Now that the long, hot summer is pretty much behind us, it is time to clean up our gardens and prepare for new plantings. Some gardeners will be planting bulbs, perennials, shrubs, and trees yet this fall, while others will wait ’til next spring to put new plants in the ground. Even if you are not planting this fall, it’s a lot easier to work the soil now than in early spring when it is cold, damp, and clumpy. Either way, preparing the soil now will help assure successful planting. Just follow these easy steps:
1. Clean out the old and bad. Spent annuals, fallen tree leaves and sticks, and rocks that have heaved to the surface should be removed before you start working the soil, as should weeds that have sprouted in your beds. For severe weed problems, treat them with weed & grass killer about 2 weeks before turning the soil.
2. Spread organic matter. Using compost from your compost pile, individual bagged soil amendments (such as sphagnum peat moss, organic humus, compost, and manure), or a pre-mixed product, spread a layer of organic matter 2 to 3 inches deep on top of the soil. Don’t be stingy with it!
3. Work the organic matter into the soil. If you want some good aerobic exercise, use a spade to turn the organic material under and break up clumps in the soil. Or use a rototiller to do most of the work for you – they’re available for rent if you don’t own one or have access to a neighbor’s. Work everything in well, down to a depth of 6 to 8 inches.

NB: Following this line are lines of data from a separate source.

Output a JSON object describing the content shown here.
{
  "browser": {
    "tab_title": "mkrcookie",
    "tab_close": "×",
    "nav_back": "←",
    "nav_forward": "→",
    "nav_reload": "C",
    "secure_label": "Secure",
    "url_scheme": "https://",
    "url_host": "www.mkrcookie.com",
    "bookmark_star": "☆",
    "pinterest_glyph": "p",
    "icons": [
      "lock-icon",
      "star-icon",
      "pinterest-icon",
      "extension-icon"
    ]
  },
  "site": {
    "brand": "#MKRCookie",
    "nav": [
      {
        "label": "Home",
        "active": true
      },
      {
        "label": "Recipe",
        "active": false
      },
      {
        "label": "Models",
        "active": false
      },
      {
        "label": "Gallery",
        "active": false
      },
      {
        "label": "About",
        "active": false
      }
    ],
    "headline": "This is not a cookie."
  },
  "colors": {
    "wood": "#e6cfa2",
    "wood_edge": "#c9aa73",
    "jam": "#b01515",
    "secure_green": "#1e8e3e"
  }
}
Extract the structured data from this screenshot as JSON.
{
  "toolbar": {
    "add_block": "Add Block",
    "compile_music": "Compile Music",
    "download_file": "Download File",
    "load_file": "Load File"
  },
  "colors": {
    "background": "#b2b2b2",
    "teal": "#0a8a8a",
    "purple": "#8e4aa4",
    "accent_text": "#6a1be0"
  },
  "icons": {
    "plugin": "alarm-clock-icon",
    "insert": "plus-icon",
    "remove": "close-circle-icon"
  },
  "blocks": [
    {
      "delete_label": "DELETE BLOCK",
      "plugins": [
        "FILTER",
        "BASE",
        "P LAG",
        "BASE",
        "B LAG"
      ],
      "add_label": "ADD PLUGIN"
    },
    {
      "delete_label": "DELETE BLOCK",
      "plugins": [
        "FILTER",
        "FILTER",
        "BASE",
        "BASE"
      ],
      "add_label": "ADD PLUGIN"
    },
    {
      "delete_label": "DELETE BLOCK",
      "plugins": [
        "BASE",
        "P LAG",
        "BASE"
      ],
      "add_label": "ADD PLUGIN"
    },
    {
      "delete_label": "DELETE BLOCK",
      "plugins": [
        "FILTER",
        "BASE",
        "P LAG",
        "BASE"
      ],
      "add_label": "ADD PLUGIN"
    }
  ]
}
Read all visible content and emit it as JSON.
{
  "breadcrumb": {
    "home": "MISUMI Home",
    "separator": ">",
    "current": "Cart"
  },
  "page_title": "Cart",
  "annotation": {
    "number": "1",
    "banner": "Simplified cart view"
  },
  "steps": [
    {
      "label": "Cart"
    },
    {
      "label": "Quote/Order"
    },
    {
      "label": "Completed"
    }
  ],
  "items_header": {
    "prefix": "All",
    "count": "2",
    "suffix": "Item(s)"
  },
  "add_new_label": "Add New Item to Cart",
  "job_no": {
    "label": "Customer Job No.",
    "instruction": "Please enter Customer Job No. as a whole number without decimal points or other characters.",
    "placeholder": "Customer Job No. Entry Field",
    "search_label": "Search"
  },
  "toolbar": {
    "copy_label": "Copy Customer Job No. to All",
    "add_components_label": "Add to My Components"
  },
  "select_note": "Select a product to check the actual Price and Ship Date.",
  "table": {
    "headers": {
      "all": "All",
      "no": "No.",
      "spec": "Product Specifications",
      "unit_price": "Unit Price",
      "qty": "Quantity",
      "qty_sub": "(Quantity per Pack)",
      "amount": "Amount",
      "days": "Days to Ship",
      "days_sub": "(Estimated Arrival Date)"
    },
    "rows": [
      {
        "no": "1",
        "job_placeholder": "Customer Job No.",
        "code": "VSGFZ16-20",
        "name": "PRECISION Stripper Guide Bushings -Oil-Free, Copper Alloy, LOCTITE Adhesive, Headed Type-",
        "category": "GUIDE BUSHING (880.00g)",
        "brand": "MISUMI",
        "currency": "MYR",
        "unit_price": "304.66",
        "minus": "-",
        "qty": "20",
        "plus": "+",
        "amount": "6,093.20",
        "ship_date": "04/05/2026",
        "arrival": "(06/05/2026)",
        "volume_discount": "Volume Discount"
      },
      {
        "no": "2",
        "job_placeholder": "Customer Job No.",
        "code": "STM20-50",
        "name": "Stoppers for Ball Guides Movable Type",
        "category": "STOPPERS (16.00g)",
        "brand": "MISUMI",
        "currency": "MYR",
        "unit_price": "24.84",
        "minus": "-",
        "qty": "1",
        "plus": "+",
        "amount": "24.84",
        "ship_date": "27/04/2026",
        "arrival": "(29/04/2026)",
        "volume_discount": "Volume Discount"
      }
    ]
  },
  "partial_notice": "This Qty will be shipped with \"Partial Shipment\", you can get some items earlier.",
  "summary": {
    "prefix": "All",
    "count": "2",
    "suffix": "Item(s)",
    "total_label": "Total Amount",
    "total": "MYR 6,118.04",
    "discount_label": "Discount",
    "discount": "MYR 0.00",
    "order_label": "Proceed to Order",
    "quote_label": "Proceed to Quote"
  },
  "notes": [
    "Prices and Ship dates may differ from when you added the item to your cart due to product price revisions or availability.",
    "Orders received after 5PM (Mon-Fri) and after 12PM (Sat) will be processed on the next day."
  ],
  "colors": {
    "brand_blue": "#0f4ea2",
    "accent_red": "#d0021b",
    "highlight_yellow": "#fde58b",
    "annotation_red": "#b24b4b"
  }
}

4. Rake it out. Level the soil with a garden rake, removing any further rocks and debris that were brought to the surface.
Now you’re ready for planting!